→ EXERCISE OBJECTIVE: Go through the records and give the number of lines that include "password", with nothing else.

(Records from a dataset)
---*---

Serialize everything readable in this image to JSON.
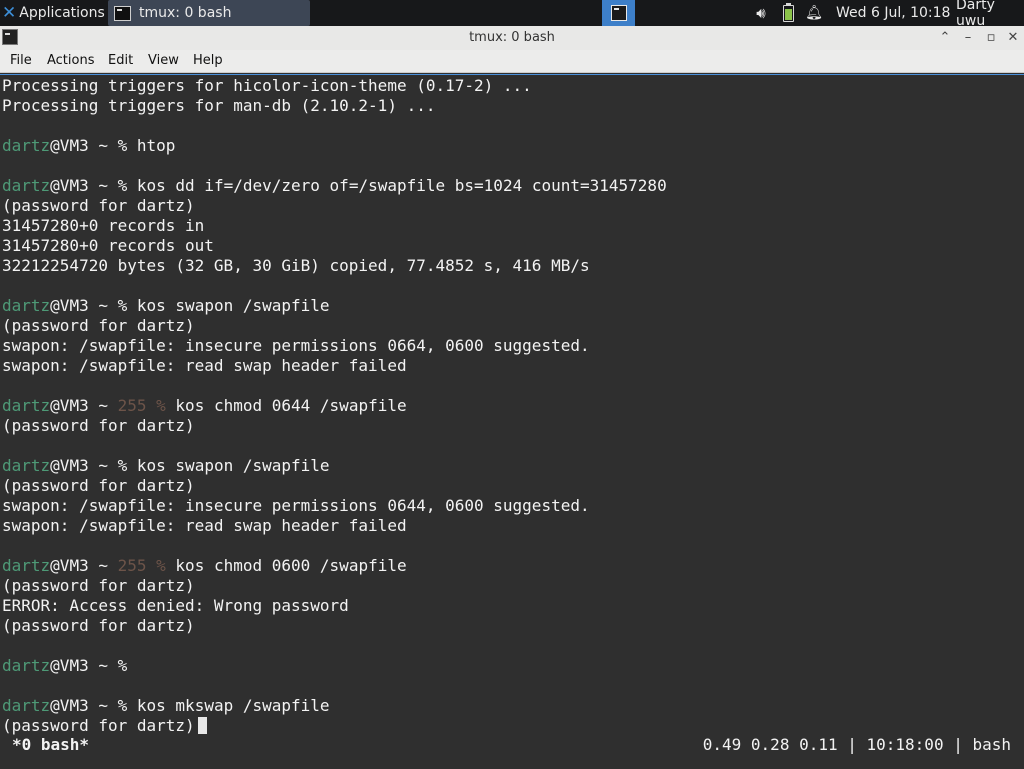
{
  "panel": {
    "applications_label": "Applications",
    "task_label": "tmux: 0 bash",
    "clock": "Wed  6 Jul, 10:18",
    "user": "Darty uwu"
  },
  "window": {
    "title": "tmux: 0 bash",
    "up_glyph": "⌃",
    "min_glyph": "–",
    "max_glyph": "▫",
    "close_glyph": "✕"
  },
  "menu": {
    "file": "File",
    "actions": "Actions",
    "edit": "Edit",
    "view": "View",
    "help": "Help"
  },
  "prompt": {
    "user": "dartz",
    "host": "@VM3 ~ ",
    "ok_symbol": "%",
    "err_code": "255 %"
  },
  "terminal": {
    "l0": "Processing triggers for hicolor-icon-theme (0.17-2) ...",
    "l1": "Processing triggers for man-db (2.10.2-1) ...",
    "c3": "htop",
    "c5": "kos dd if=/dev/zero of=/swapfile bs=1024 count=31457280",
    "l6": "(password for dartz)",
    "l7": "31457280+0 records in",
    "l8": "31457280+0 records out",
    "l9": "32212254720 bytes (32 GB, 30 GiB) copied, 77.4852 s, 416 MB/s",
    "c11": "kos swapon /swapfile",
    "l12": "(password for dartz)",
    "l13": "swapon: /swapfile: insecure permissions 0664, 0600 suggested.",
    "l14": "swapon: /swapfile: read swap header failed",
    "c16": "kos chmod 0644 /swapfile",
    "l17": "(password for dartz)",
    "c19": "kos swapon /swapfile",
    "l20": "(password for dartz)",
    "l21": "swapon: /swapfile: insecure permissions 0644, 0600 suggested.",
    "l22": "swapon: /swapfile: read swap header failed",
    "c24": "kos chmod 0600 /swapfile",
    "l25": "(password for dartz)",
    "l26": "ERROR: Access denied: Wrong password",
    "l27": "(password for dartz)",
    "c31": "kos mkswap /swapfile",
    "l32": "(password for dartz)"
  },
  "tmux": {
    "window_label": "*0 bash*",
    "status": "0.49 0.28 0.11 | 10:18:00 | bash"
  },
  "icons": {
    "panel": [
      "xfce-logo-icon",
      "terminal-icon",
      "workspace-icon",
      "volume-icon",
      "battery-icon",
      "bell-icon"
    ],
    "titlebar": [
      "terminal-icon",
      "chevron-up-icon",
      "minimize-icon",
      "maximize-icon",
      "close-icon"
    ]
  },
  "colors": {
    "prompt_user": "#4e9a77",
    "error_code": "#6d5449",
    "terminal_bg": "#2f2f2f",
    "workspace_active": "#3d7fc9",
    "terminal_accent": "#4a90d9"
  }
}
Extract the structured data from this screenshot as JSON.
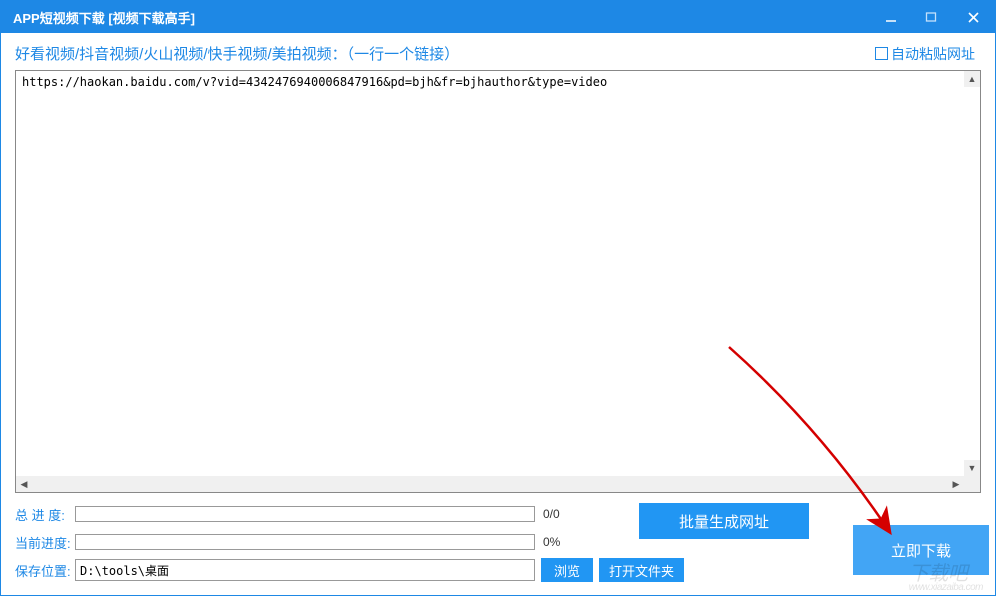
{
  "window": {
    "title": "APP短视频下载 [视频下载高手]"
  },
  "header": {
    "label": "好看视频/抖音视频/火山视频/快手视频/美拍视频：（一行一个链接）",
    "auto_paste": "自动粘贴网址"
  },
  "urls": {
    "text": "https://haokan.baidu.com/v?vid=4342476940006847916&pd=bjh&fr=bjhauthor&type=video"
  },
  "progress": {
    "total_label": "总 进 度:",
    "total_text": "0/0",
    "current_label": "当前进度:",
    "current_text": "0%"
  },
  "save": {
    "label": "保存位置:",
    "path": "D:\\tools\\桌面"
  },
  "buttons": {
    "browse": "浏览",
    "open_folder": "打开文件夹",
    "batch": "批量生成网址",
    "download": "立即下载"
  },
  "watermark": {
    "main": "下载吧",
    "sub": "www.xiazaiba.com"
  }
}
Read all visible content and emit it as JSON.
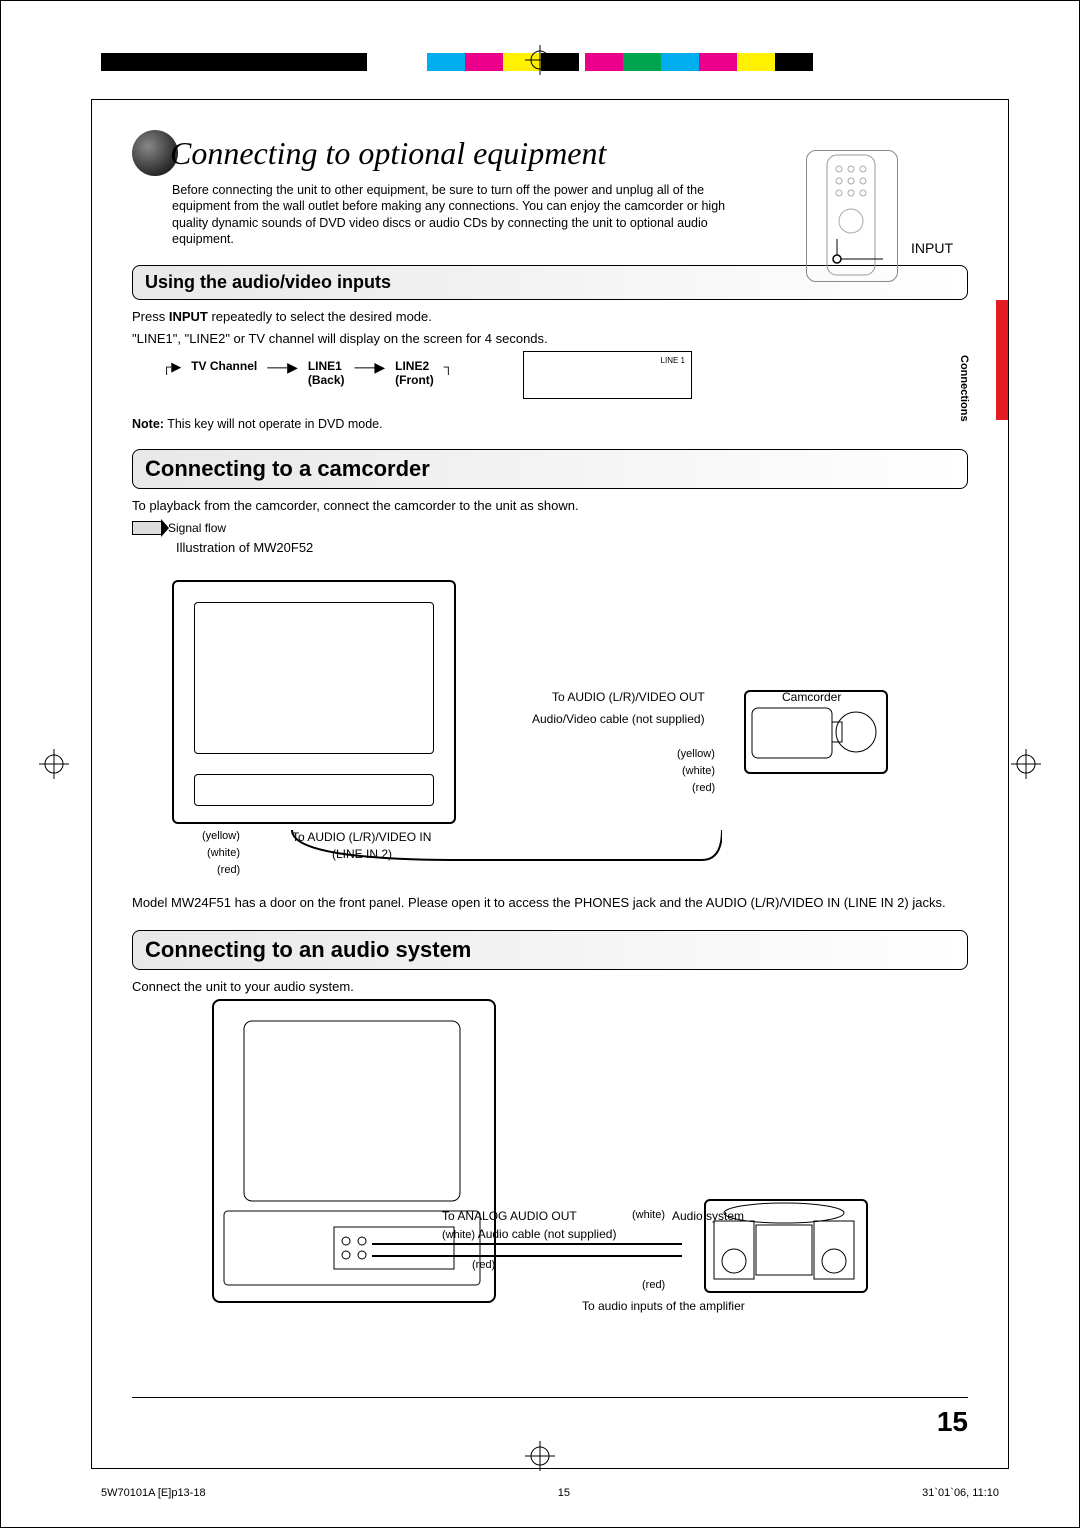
{
  "page_title": "Connecting to optional equipment",
  "intro": "Before connecting the unit to other equipment, be sure to turn off the power and unplug all of the equipment from the wall outlet before making any connections. You can enjoy the camcorder or high quality dynamic sounds of DVD video discs or audio CDs by connecting the unit to optional audio equipment.",
  "input_label": "INPUT",
  "side_tab": "Connections",
  "section1": {
    "title": "Using the audio/video inputs",
    "line1_a": "Press ",
    "line1_bold": "INPUT",
    "line1_b": " repeatedly to select the desired mode.",
    "line2": "\"LINE1\", \"LINE2\" or TV channel will display on the screen for 4 seconds.",
    "cycle": {
      "tv": "TV Channel",
      "l1": "LINE1",
      "l1_sub": "(Back)",
      "l2": "LINE2",
      "l2_sub": "(Front)"
    },
    "osd_text": "LINE 1",
    "note_bold": "Note:",
    "note_text": " This key will not operate in DVD mode."
  },
  "section2": {
    "title": "Connecting to a camcorder",
    "intro": "To playback from the camcorder, connect the camcorder to the unit as shown.",
    "signal_flow": "Signal flow",
    "illustration": "Illustration of MW20F52",
    "to_out": "To AUDIO (L/R)/VIDEO OUT",
    "camcorder": "Camcorder",
    "cable": "Audio/Video cable (not supplied)",
    "to_in": "To AUDIO (L/R)/VIDEO IN",
    "line_in2": "(LINE IN 2)",
    "yellow": "(yellow)",
    "white": "(white)",
    "red": "(red)",
    "model_note": "Model MW24F51 has a door on the front panel. Please open it to access the PHONES jack and the AUDIO (L/R)/VIDEO IN (LINE IN 2) jacks."
  },
  "section3": {
    "title": "Connecting to an audio system",
    "intro": "Connect the unit to your audio system.",
    "to_out": "To ANALOG AUDIO OUT",
    "cable": "Audio cable (not supplied)",
    "audio_system": "Audio system",
    "to_amp": "To audio inputs of the amplifier",
    "white": "(white)",
    "red": "(red)"
  },
  "page_number": "15",
  "footer": {
    "left": "5W70101A [E]p13-18",
    "center": "15",
    "right": "31`01`06, 11:10"
  },
  "reg_colors": [
    "#000",
    "#000",
    "#000",
    "#000",
    "#000",
    "#000",
    "#000",
    "#00aeef",
    "#ec008b",
    "#fff100",
    "#000",
    "#ec008b",
    "#00a550",
    "#00aeef",
    "#ec008b",
    "#fff100",
    "#000"
  ]
}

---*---

→ ANSWER AREA: 8